**THE TASK**
All of the data below needs to be set down once more, exactly as written.

Items from an interface collection:
━━━━━━━━━━━━━━━━━━━━━━━━━━━━━━

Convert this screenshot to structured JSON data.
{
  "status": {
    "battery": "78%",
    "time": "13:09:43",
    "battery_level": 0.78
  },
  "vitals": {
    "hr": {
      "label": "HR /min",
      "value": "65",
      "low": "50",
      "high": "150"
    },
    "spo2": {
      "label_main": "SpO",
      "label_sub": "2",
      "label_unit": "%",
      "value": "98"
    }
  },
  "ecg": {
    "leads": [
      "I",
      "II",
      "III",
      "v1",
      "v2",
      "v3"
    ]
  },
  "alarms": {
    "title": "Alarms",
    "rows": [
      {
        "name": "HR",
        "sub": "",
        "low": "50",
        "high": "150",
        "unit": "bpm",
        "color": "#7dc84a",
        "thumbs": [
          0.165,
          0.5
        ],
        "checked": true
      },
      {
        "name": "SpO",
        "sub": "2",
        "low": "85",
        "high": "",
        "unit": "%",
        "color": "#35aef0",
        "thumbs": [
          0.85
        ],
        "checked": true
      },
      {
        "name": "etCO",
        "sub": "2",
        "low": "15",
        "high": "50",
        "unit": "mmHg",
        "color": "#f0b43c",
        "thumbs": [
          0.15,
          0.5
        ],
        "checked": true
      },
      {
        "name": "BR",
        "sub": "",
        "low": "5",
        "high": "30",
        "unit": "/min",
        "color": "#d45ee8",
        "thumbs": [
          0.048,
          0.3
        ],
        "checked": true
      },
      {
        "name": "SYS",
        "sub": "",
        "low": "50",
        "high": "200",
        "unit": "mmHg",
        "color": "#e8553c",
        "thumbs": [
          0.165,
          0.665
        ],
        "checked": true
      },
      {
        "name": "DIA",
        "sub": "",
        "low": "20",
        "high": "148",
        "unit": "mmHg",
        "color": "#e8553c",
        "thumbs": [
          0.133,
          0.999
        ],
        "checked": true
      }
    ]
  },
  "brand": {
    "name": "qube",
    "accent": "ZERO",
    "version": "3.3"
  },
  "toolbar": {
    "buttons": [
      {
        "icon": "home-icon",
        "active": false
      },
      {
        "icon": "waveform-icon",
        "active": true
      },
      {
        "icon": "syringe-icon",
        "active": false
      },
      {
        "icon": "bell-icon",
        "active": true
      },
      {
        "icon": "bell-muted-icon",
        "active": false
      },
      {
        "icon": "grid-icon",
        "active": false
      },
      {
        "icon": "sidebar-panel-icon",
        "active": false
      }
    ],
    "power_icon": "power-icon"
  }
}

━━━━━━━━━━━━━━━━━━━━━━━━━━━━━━

**REPLY TO THE EXERCISE**
Convert this screenshot to structured JSON data.
{
  "status": {
    "battery": "78%",
    "time": "13:09:43",
    "battery_level": 0.78
  },
  "vitals": {
    "hr": {
      "label": "HR /min",
      "value": "65",
      "low": "50",
      "high": "150"
    },
    "spo2": {
      "label_main": "SpO",
      "label_sub": "2",
      "label_unit": "%",
      "value": "98"
    }
  },
  "ecg": {
    "leads": [
      "I",
      "II",
      "III",
      "v1",
      "v2",
      "v3"
    ]
  },
  "alarms": {
    "title": "Alarms",
    "rows": [
      {
        "name": "HR",
        "sub": "",
        "low": "50",
        "high": "150",
        "unit": "bpm",
        "color": "#7dc84a",
        "thumbs": [
          0.165,
          0.5
        ],
        "checked": true
      },
      {
        "name": "SpO",
        "sub": "2",
        "low": "85",
        "high": "",
        "unit": "%",
        "color": "#35aef0",
        "thumbs": [
          0.85
        ],
        "checked": true
      },
      {
        "name": "etCO",
        "sub": "2",
        "low": "15",
        "high": "50",
        "unit": "mmHg",
        "color": "#f0b43c",
        "thumbs": [
          0.15,
          0.5
        ],
        "checked": true
      },
      {
        "name": "BR",
        "sub": "",
        "low": "5",
        "high": "30",
        "unit": "/min",
        "color": "#d45ee8",
        "thumbs": [
          0.048,
          0.3
        ],
        "checked": true
      },
      {
        "name": "SYS",
        "sub": "",
        "low": "50",
        "high": "200",
        "unit": "mmHg",
        "color": "#e8553c",
        "thumbs": [
          0.165,
          0.665
        ],
        "checked": true
      },
      {
        "name": "DIA",
        "sub": "",
        "low": "20",
        "high": "148",
        "unit": "mmHg",
        "color": "#e8553c",
        "thumbs": [
          0.133,
          0.999
        ],
        "checked": true
      }
    ]
  },
  "brand": {
    "name": "qube",
    "accent": "ZERO",
    "version": "3.3"
  },
  "toolbar": {
    "buttons": [
      {
        "icon": "home-icon",
        "active": false
      },
      {
        "icon": "waveform-icon",
        "active": true
      },
      {
        "icon": "syringe-icon",
        "active": false
      },
      {
        "icon": "bell-icon",
        "active": true
      },
      {
        "icon": "bell-muted-icon",
        "active": false
      },
      {
        "icon": "grid-icon",
        "active": false
      },
      {
        "icon": "sidebar-panel-icon",
        "active": false
      }
    ],
    "power_icon": "power-icon"
  }
}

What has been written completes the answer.